→ How to complete this task
In the data below, count every line that holds the string "JSON" and reply with the number alone.

→ Dataset content
==========
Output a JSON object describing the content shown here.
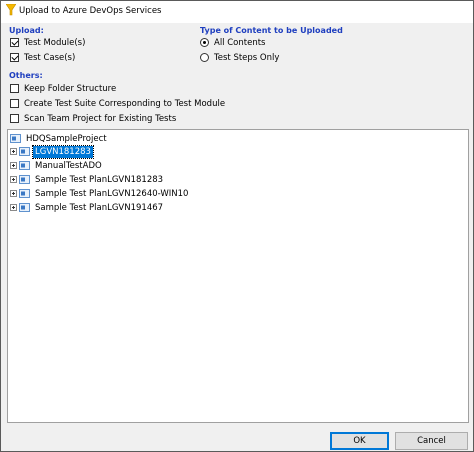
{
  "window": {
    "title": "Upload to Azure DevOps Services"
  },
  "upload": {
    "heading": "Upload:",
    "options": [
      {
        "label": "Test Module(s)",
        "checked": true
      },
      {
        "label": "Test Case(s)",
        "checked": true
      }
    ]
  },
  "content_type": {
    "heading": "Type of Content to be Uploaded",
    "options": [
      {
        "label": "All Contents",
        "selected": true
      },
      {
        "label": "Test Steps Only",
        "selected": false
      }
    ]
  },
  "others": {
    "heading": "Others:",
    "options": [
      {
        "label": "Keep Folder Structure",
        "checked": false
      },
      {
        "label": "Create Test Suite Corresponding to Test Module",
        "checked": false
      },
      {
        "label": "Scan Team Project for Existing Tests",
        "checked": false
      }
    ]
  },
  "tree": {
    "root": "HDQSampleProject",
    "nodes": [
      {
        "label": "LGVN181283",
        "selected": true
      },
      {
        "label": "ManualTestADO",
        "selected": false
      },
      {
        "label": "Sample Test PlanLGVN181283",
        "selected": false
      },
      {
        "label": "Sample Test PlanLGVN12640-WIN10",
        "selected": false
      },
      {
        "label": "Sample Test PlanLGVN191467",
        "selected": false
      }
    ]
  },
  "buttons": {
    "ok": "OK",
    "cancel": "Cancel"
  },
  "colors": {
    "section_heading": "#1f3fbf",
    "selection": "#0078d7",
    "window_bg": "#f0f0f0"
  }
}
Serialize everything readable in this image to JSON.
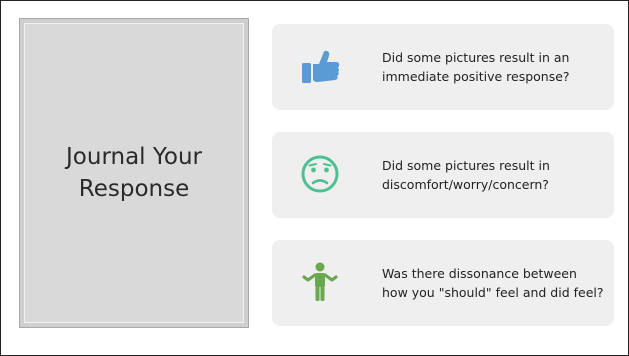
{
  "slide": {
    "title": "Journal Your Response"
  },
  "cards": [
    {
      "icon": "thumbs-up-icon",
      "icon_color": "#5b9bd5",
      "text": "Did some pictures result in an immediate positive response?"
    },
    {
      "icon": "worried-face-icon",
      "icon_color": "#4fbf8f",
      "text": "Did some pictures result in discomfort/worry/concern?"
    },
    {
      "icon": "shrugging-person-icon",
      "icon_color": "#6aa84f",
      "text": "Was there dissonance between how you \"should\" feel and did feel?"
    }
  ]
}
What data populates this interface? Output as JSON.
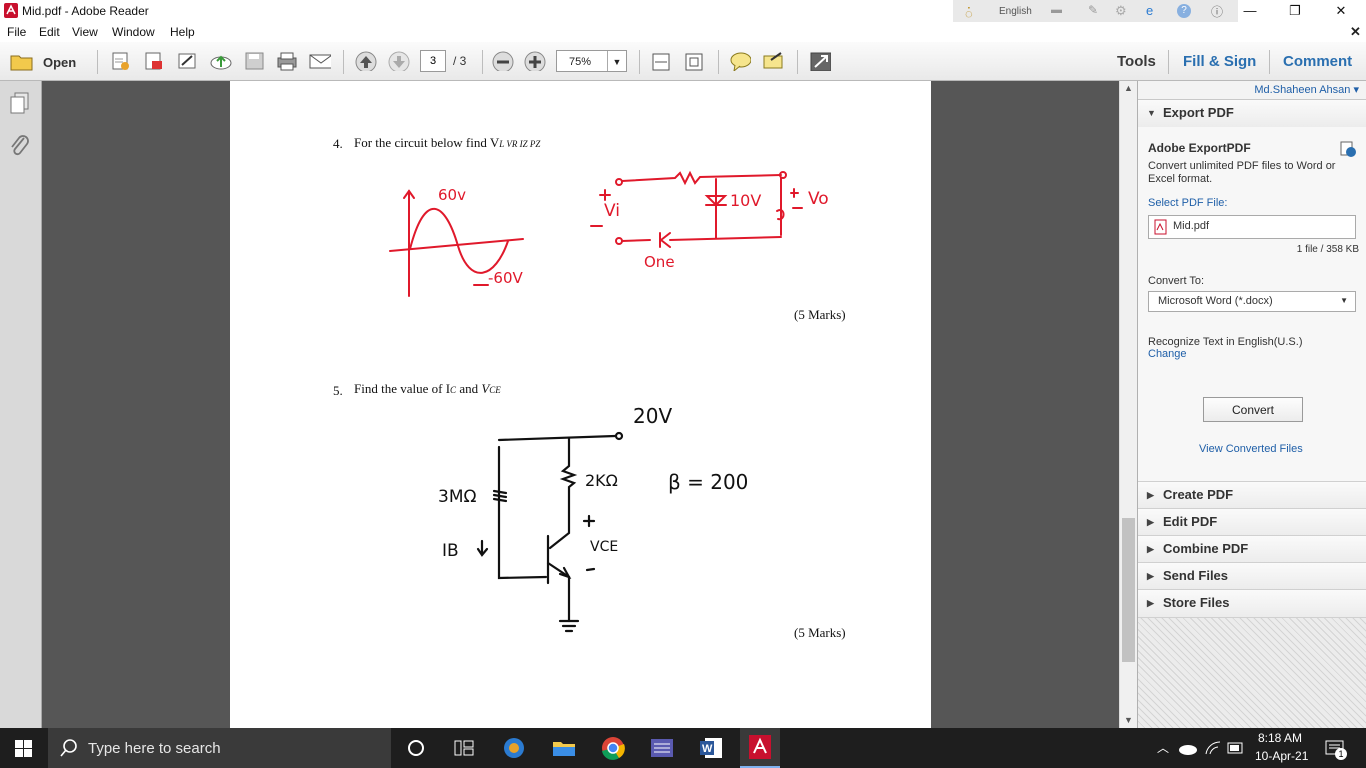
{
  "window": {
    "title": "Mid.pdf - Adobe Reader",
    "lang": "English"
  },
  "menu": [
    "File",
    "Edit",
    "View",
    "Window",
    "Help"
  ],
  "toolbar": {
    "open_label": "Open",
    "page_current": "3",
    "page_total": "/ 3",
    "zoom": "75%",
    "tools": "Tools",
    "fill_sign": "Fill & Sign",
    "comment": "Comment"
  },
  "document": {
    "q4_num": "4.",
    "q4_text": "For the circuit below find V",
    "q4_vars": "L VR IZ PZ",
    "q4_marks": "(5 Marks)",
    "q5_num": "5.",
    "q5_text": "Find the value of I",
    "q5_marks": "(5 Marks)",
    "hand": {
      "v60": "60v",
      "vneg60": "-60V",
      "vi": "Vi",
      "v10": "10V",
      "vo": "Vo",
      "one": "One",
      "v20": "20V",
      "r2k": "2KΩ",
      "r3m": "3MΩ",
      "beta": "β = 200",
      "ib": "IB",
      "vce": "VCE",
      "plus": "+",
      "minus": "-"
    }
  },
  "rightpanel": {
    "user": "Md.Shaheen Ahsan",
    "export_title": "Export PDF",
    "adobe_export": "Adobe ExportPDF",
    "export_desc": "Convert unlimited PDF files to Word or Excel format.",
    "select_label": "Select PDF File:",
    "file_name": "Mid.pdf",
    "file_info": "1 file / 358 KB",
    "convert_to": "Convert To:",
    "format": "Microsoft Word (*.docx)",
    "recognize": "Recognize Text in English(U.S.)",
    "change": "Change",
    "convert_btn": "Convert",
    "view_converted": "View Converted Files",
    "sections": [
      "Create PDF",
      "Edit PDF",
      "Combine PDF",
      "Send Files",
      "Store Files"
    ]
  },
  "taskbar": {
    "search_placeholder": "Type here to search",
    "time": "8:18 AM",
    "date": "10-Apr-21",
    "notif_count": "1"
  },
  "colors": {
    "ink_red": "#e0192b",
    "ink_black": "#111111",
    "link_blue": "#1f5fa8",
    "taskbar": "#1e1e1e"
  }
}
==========
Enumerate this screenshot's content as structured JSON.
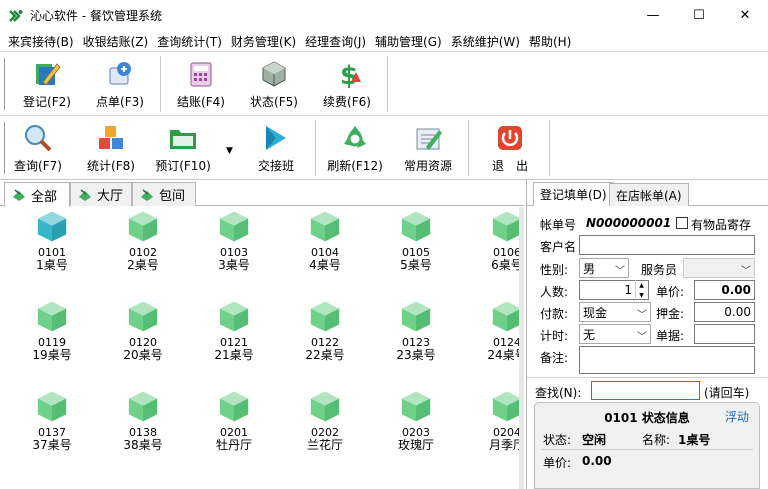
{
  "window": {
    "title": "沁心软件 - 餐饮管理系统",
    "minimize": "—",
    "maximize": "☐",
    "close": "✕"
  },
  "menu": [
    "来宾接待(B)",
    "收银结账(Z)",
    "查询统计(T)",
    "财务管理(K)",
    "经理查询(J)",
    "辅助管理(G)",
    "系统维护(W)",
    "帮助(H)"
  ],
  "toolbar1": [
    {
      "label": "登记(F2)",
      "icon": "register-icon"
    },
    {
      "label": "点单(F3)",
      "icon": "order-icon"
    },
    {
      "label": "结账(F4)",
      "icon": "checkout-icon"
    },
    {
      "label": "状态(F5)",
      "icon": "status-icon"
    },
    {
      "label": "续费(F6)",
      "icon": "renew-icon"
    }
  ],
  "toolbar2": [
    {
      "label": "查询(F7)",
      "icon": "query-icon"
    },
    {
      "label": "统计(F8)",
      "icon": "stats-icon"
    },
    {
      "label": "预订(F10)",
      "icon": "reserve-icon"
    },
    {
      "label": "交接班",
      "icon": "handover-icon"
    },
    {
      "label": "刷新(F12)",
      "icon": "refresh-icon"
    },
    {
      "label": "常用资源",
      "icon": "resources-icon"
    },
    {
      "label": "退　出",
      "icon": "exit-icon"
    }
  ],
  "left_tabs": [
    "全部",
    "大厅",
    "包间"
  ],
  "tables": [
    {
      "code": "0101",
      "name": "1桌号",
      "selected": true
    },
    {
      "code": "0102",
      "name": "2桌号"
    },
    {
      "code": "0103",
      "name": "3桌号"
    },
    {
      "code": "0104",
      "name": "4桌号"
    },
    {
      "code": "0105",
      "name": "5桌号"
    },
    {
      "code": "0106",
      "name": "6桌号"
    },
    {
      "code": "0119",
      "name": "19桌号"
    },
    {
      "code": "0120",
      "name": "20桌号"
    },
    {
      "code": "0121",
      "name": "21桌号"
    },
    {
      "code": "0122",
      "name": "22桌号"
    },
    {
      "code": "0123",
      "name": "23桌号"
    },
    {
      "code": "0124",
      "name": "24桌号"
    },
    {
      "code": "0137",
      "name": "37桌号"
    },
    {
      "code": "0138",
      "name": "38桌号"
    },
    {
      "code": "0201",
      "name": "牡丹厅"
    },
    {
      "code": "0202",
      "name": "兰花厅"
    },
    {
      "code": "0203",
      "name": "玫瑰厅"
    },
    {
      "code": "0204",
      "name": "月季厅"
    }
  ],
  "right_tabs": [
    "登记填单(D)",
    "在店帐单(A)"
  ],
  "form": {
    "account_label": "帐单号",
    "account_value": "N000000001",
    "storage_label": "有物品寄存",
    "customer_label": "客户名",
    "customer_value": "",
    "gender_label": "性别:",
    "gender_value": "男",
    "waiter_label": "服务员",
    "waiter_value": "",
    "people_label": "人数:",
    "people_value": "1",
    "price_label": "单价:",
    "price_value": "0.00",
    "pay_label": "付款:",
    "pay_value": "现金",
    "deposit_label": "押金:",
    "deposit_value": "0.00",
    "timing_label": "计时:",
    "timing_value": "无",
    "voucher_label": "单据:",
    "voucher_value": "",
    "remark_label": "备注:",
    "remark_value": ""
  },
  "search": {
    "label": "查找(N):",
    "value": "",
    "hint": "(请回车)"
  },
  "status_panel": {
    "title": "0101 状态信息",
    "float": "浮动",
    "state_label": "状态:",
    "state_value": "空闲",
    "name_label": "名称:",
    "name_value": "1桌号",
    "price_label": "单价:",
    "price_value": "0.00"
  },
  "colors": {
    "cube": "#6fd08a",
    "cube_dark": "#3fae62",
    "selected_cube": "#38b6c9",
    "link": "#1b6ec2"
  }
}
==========
→ Completed task
4